(Family Features) - It can be a challenge to get kids to eat nutritious foods. Some parents fight the nightly battle over eating vegetables; others try to sneak healthy ingredients into favorite foods. Another approach is to get the kids involved in their food from the start by engaging them in the cooking process.
Cooking with children requires a little extra time and some patience, but can be worth it. While in the kitchen, parents can teach their children about a food's nutritional content and origin as well as its proper portion size. These family cooking sessions can better equip children to make healthier foods choices.
Following are tips on how to make the experience engaging and educational.
- Make the most of math and measurement. Introduce children to measuring utensils by inviting them to scoop out a cup of enriched wheat flour or a teaspoon of salt. Incorporate math by asking them to remove two eggs from the carton or count the amount of strawberries in one serving.
- Look to a food's origin for interesting educational facts. Tell them that milk comes from cows, tuna is a fish that swims in the sea and wheat grows in amber fields.
- Utilize the five food groups. Set all ingredients out in advance and work with your child to place each ingredient in its appropriate group: grains, vegetables, fruits, milk, and meat and beans.
- Identify healthier foods by highlighting the nutrients that can help them to grow big and strong. Let them know when you are adding a vitamin-rich ingredient such as almonds, broccoli, oranges or whole grain flour.
To help parents and kids cook together, the Wheat Foods Council has teamed up with celebrity chef Gale Gand to create "Food For Thought From Parents To Children," an educational cookbook.
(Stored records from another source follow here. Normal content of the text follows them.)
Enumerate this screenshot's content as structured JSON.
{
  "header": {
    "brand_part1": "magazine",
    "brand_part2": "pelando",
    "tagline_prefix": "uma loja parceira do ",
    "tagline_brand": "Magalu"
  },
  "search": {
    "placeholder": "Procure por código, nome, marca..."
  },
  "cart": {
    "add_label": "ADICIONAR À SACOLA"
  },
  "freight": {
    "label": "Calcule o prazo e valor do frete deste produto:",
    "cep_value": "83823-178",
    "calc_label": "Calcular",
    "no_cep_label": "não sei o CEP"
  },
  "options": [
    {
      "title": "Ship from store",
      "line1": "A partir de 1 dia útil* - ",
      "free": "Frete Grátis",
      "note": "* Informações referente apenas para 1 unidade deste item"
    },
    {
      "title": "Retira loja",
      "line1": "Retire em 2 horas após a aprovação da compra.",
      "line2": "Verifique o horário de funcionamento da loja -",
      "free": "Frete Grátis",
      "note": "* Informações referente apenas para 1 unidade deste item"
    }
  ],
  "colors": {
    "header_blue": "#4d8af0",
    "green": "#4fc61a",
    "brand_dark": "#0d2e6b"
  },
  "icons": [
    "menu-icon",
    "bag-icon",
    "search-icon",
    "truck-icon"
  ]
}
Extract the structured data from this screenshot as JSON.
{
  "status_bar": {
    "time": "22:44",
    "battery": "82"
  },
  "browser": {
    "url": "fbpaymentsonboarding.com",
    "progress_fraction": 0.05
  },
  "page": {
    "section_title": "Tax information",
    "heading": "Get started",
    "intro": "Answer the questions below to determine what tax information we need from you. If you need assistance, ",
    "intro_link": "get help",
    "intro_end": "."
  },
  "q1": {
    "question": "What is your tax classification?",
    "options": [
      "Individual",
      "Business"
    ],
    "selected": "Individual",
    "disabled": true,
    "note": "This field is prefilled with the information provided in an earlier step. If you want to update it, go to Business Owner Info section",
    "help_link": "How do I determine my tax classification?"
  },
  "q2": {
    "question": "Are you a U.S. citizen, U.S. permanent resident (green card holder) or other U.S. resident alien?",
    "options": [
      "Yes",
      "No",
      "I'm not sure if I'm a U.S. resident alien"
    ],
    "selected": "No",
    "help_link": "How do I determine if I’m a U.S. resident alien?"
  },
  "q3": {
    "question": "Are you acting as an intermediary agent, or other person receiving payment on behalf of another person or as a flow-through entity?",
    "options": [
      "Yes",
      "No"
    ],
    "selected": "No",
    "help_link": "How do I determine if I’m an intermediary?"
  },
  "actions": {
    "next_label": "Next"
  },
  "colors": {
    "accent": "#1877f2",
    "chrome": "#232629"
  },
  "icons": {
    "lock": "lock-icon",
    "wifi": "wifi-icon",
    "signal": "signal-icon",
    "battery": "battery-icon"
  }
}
The 35 nutritious and delicious wheat-based recipes are fun to make and will help teach children about nutritious food choices.
"Talking to my children about food and nutrition and stocking the kitchen with nutritious options enables my kids to make healthy food choices even when I'm not around to supervise," said Chef Gand. "This cookbook gave me the opportunity to collaborate on an educational tool that can make an important difference in our children's lives."
By purchasing the book, you support Spoons Across America, a not-for-profit organization dedicated to educating children, teachers and families about the benefits of healthy eating.
For more recipes, or to purchase a copy of the cookbook, visit wheatfoods.org.